U.S. Representative Frederica Wilson speaks at a news conference during a visit by a Congressional delegation to Abuja, as part of efforts by the U.S. to enhance cooperation between both countries in tackling the Boko Haram in Nigeria August 4, 2015. REUTERS

Florida Rep. Frederica Wilson might own hundreds of big, colorful hats, but that was not why people were talking about her Thursday. She quickly became a top-trending Twitter topic, sparking thousands of memes and mentions after President Donald Trump allegedly told the widow of a fallen soldier Sgt. La David Johnson "he knew what he signed up for."

"Yeah, he said that," Wilson confirmed to WPLG-TV. "So insensitive. He should have not have said that. He shouldn't have said it."

"He's coldhearted and he feels no pity or sympathy for anyone," Wilson added to CNN Wednesday.

This resulted in a harsh tweet from Trump Wednesday, which led to Wilson's sudden rise to fame — even though he never mentioned her by name. The president denied Wilson's statement.

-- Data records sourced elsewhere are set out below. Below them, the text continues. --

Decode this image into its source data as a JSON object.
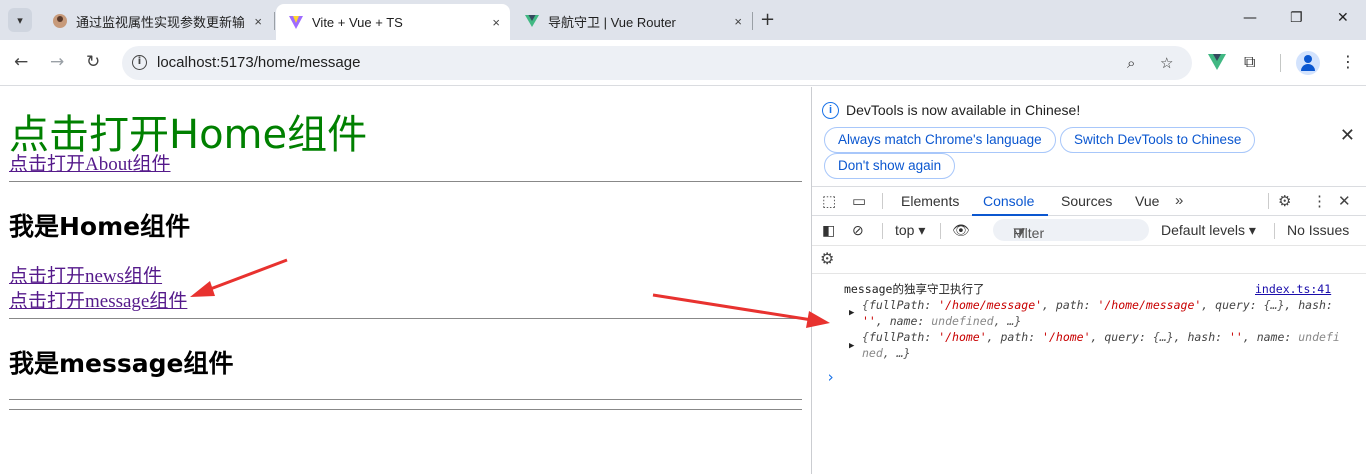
{
  "browser": {
    "tabs": [
      {
        "title": "通过监视属性实现参数更新输出",
        "close": "×"
      },
      {
        "title": "Vite + Vue + TS",
        "close": "×"
      },
      {
        "title": "导航守卫 | Vue Router",
        "close": "×"
      }
    ],
    "new_tab": "+",
    "url": "localhost:5173/home/message"
  },
  "page": {
    "home_link": "点击打开Home组件",
    "about_link": "点击打开About组件",
    "home_heading": "我是Home组件",
    "news_link": "点击打开news组件",
    "message_link": "点击打开message组件",
    "message_heading": "我是message组件"
  },
  "devtools": {
    "infobar": {
      "message": "DevTools is now available in Chinese!",
      "btn_match": "Always match Chrome's language",
      "btn_switch": "Switch DevTools to Chinese",
      "btn_dont_show": "Don't show again"
    },
    "tabs": [
      "Elements",
      "Console",
      "Sources",
      "Vue"
    ],
    "active_tab": "Console",
    "console_bar": {
      "context": "top",
      "filter_placeholder": "Filter",
      "levels": "Default levels",
      "issues": "No Issues"
    },
    "log": {
      "message": "message的独享守卫执行了",
      "source": "index.ts:41",
      "to": {
        "fullPath": "'/home/message'",
        "path": "'/home/message'",
        "query": "{…}",
        "hash": "''",
        "name": "undefined"
      },
      "from": {
        "fullPath": "'/home'",
        "path": "'/home'",
        "query": "{…}",
        "hash": "''",
        "name": "undefined"
      }
    }
  },
  "colors": {
    "accent": "#0b57d0",
    "link_visited": "#551a8b",
    "heading_green": "#008000",
    "annotation_arrow": "#e8322f"
  }
}
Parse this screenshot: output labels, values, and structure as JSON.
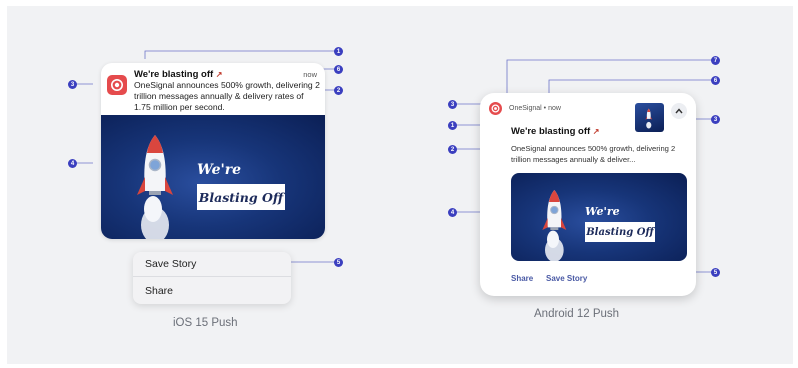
{
  "ios": {
    "title": "We're blasting off",
    "timestamp": "now",
    "body": "OneSignal announces 500% growth, delivering 2 trillion messages annually & delivery rates of 1.75 million per second.",
    "hero_line1": "We're",
    "hero_line2": "Blasting Off",
    "menu": [
      "Save Story",
      "Share"
    ],
    "caption": "iOS 15 Push"
  },
  "android": {
    "app_name": "OneSignal",
    "timestamp": "now",
    "title": "We're blasting off",
    "body": "OneSignal announces 500% growth, delivering 2 trillion messages annually & deliver...",
    "hero_line1": "We're",
    "hero_line2": "Blasting Off",
    "actions": [
      "Share",
      "Save Story"
    ],
    "caption": "Android 12 Push"
  },
  "markers": {
    "ios": [
      "1",
      "6",
      "3",
      "2",
      "4",
      "5"
    ],
    "android": [
      "7",
      "6",
      "3",
      "3",
      "1",
      "2",
      "4",
      "5"
    ]
  },
  "colors": {
    "marker": "#3b3fbf",
    "app_icon": "#e54b4d",
    "hero_dark": "#0b1f55",
    "android_action": "#4a5aa5"
  },
  "icons": [
    "rocket-emoji-icon",
    "onesignal-app-icon",
    "rocket-icon",
    "chevron-up-icon"
  ]
}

Wednesday was not the first time Wilson got national attention. She delivered a powerful speech after the death of Trayvon Martin in 2012. "Mr. Speaker, I am tired of burying young black boys," she said before fellow members of Congress, according to News One.

While she might be best known at the moment for calling out the president at the moment, Wilson is a former educator. She founded a program called "5000 Role Models," which is a dropout prevention program for boys of color.

The president's gaffe with Sgt. Johnson came after he was accused of lying about a soldier who died. Trump claimed Wednesday that he "called every family of someone who’s died."

But Uvince Brooks, the father of Sgt. Roshain Brooks, had a different story to tell.

"This guy is a liar. When I heard what he said, it got me so mad," Brooks said about Trump's claims Wednesday, according to New York Daily News.